For a true experience of what Georgia has to offer – one that doesn’t cause you to black out and wake up in a bath tub full of ice the next morning with a suspicious scar where you kidney ought to be – opting for a wine made from the saperavi grape is a good start.

Indigenous to Georgia, this grape’s name translates to “paint dye” in English – which is to say if you spill any of it on your crisp, white jeans, count on never wearing them in public again (but you wouldn’t wear crisp, white jeans anyway, unless you think you belong on Made in Chelsea).

Saperavi produces full-bodied, dark wines with lots of fruit and acidity. Often having plummy flavours, this is a grape that can be made into wines that have a lot of longevity in the cellar.

Examples of these wines are limited on the high street but available. Then there is the Georgian Wine Society. Based in Oxford, the website lists 13 reds, nine whites and one rosé for those people out there who aren’t afraid to admit they love the pale pink stuff (ahem, guest blogger Sara Benwell). Wines are sold either by the half or full case.

Wines to try:

Tbilvino Saperavi 2010 (£9.99, Laithwaites or £11.49 at the Georgian Wine Society)
This is a wine I recently bought to share with a friend during a time when I wanted to try something completely different and was pleasantly surprised. Showing a deep purple colour, the wine is loaded with dark fruits, blackberries, cherries and plums and, while having medium acidity and tannins on the palate, is not short of fruit either. There is also a spicy edge to the wine in the way a Rhone syrah might.

I wasn’t sure what my friend would make of it, but after one sip he turned to me and said, “Wow, that’s actually very nice.” That’s about the extent of his tasting notes, unfortunately.

Orovela Saperavi 2004, (£15.19, Waitrose Wine Direct)
Another full-bodied wine with blackberries, cherries, tobacco and chocolate aromas, there is some vanilla in here from oak treatment and rounded tannins.

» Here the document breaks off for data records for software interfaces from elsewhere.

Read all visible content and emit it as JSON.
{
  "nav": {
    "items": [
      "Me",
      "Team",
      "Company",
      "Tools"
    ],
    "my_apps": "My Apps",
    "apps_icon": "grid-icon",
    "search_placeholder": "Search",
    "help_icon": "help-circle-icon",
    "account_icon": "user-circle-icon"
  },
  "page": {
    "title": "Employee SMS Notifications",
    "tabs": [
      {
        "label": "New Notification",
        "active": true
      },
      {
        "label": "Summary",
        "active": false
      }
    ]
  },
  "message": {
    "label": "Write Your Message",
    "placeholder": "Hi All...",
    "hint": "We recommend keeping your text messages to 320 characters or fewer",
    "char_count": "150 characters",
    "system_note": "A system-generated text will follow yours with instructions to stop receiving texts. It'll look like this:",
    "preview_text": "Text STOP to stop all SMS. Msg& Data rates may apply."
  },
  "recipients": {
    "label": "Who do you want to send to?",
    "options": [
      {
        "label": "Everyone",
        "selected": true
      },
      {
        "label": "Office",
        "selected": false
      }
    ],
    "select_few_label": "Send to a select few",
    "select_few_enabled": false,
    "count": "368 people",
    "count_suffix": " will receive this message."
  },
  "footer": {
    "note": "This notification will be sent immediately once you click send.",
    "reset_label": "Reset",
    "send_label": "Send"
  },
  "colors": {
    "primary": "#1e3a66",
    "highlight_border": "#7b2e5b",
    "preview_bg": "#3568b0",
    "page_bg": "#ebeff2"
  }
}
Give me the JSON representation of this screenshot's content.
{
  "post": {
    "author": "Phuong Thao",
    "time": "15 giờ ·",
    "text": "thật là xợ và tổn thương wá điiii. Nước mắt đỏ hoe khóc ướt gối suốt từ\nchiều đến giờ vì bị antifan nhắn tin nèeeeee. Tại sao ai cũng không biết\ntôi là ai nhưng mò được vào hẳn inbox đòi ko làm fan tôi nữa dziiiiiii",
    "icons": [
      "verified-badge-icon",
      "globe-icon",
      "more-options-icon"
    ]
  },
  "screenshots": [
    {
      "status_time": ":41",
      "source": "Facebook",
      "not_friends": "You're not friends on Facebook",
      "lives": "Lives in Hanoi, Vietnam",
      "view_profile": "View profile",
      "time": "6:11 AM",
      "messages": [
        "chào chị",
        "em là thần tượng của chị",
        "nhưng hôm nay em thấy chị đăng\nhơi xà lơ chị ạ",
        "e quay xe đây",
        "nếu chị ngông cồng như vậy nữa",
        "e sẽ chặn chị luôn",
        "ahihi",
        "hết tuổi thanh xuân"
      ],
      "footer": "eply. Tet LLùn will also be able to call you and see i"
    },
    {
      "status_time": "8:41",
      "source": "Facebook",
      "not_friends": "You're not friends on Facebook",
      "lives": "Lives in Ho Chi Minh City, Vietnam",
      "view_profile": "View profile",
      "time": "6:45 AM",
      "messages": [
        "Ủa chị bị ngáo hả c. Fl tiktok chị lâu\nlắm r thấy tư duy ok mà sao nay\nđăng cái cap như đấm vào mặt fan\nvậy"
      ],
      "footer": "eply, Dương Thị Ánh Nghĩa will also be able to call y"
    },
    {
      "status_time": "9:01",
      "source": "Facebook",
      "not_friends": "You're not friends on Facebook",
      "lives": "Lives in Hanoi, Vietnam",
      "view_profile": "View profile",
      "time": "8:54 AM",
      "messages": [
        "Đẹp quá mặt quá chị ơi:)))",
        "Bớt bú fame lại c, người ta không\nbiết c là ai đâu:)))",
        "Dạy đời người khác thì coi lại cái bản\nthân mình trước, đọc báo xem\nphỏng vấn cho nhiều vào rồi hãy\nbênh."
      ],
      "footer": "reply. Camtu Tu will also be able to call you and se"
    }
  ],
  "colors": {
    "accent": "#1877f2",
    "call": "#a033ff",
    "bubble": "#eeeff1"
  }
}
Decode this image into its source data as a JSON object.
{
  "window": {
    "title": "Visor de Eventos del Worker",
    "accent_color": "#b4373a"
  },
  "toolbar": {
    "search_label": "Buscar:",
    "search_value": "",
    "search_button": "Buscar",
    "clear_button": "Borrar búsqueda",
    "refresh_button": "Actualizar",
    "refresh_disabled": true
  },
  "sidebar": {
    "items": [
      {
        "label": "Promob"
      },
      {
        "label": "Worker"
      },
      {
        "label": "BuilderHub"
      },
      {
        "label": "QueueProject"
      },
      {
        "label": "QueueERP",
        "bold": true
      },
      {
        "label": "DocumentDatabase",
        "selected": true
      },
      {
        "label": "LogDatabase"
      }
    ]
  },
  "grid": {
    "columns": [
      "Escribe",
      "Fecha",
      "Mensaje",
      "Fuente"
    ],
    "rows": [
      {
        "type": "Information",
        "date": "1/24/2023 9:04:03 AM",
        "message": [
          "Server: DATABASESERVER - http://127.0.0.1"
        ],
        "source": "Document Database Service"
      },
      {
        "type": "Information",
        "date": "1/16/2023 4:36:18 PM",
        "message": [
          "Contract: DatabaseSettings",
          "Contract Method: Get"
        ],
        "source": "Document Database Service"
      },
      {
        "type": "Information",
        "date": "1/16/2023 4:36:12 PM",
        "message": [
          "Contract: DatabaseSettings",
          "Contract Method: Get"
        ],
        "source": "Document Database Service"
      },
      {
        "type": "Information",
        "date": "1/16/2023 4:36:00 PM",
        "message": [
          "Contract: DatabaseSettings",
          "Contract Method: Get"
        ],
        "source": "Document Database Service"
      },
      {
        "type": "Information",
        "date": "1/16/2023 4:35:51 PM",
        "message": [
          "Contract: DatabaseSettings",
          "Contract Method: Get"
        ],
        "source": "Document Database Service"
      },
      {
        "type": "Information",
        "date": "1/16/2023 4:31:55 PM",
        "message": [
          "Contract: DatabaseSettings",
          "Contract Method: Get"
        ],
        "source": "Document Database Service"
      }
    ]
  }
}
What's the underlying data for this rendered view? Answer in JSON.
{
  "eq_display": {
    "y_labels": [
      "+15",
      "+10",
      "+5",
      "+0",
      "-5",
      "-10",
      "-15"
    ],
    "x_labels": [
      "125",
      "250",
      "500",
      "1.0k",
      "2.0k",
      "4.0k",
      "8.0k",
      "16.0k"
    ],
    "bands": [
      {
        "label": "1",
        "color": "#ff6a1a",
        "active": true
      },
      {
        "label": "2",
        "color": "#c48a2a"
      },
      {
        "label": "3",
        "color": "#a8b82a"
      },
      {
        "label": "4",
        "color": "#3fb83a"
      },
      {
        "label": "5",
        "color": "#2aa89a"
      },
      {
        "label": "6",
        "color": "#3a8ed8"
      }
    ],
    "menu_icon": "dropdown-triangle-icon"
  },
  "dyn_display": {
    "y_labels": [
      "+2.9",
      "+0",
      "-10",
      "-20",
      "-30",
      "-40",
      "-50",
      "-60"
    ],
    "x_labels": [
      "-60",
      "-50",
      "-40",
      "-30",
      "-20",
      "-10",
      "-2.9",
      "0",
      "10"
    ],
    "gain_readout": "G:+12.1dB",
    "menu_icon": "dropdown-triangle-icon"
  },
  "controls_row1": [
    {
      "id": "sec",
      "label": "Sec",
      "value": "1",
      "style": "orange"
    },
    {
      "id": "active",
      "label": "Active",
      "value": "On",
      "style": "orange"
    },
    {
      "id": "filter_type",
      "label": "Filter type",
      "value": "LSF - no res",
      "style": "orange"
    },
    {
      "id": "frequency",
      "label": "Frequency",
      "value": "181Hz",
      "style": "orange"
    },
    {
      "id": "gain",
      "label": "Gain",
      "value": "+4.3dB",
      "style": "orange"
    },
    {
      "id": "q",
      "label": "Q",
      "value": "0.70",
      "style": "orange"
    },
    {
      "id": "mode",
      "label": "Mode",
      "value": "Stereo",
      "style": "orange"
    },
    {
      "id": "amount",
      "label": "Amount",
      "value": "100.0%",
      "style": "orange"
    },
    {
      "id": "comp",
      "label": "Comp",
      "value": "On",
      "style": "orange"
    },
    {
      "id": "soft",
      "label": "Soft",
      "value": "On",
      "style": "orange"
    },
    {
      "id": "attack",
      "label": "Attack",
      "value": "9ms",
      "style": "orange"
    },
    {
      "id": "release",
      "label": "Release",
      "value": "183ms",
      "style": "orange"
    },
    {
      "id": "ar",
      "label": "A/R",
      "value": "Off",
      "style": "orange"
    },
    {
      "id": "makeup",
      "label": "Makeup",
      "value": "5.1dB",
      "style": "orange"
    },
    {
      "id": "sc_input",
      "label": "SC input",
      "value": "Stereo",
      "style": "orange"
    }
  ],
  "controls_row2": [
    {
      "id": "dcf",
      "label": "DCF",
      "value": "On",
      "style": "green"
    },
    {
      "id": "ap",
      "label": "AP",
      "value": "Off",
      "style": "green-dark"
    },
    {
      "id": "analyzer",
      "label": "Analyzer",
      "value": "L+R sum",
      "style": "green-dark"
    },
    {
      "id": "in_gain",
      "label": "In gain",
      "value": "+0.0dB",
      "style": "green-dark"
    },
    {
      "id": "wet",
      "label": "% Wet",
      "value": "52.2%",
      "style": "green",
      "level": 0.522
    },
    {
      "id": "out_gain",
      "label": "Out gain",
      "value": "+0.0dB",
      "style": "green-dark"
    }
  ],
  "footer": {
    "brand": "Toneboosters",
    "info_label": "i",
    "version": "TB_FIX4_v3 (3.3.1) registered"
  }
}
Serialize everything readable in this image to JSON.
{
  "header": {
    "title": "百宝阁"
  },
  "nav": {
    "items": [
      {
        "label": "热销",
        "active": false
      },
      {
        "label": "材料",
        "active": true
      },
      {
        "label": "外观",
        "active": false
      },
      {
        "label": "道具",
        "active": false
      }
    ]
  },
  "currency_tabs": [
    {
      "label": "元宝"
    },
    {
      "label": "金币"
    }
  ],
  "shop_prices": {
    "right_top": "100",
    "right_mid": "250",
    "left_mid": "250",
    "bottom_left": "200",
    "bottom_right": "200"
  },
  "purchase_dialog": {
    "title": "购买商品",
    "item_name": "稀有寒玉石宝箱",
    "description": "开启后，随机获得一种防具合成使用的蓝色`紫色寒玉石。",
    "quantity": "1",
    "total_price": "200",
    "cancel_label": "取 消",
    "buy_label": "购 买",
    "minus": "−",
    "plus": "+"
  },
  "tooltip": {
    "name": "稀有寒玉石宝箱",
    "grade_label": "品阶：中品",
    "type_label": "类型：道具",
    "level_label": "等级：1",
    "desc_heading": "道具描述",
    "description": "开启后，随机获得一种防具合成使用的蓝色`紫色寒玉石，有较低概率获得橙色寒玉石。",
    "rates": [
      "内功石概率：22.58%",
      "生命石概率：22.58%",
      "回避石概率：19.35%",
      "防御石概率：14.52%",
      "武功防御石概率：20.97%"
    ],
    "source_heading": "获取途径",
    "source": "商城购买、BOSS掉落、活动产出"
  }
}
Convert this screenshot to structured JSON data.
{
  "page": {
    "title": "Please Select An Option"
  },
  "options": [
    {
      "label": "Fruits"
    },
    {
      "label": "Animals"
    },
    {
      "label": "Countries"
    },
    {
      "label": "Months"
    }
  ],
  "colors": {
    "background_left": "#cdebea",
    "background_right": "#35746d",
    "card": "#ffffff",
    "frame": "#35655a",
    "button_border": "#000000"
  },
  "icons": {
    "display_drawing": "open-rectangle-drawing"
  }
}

This is an edited version of a blog that also appeared in Ella Mag as part of my wine of the week series.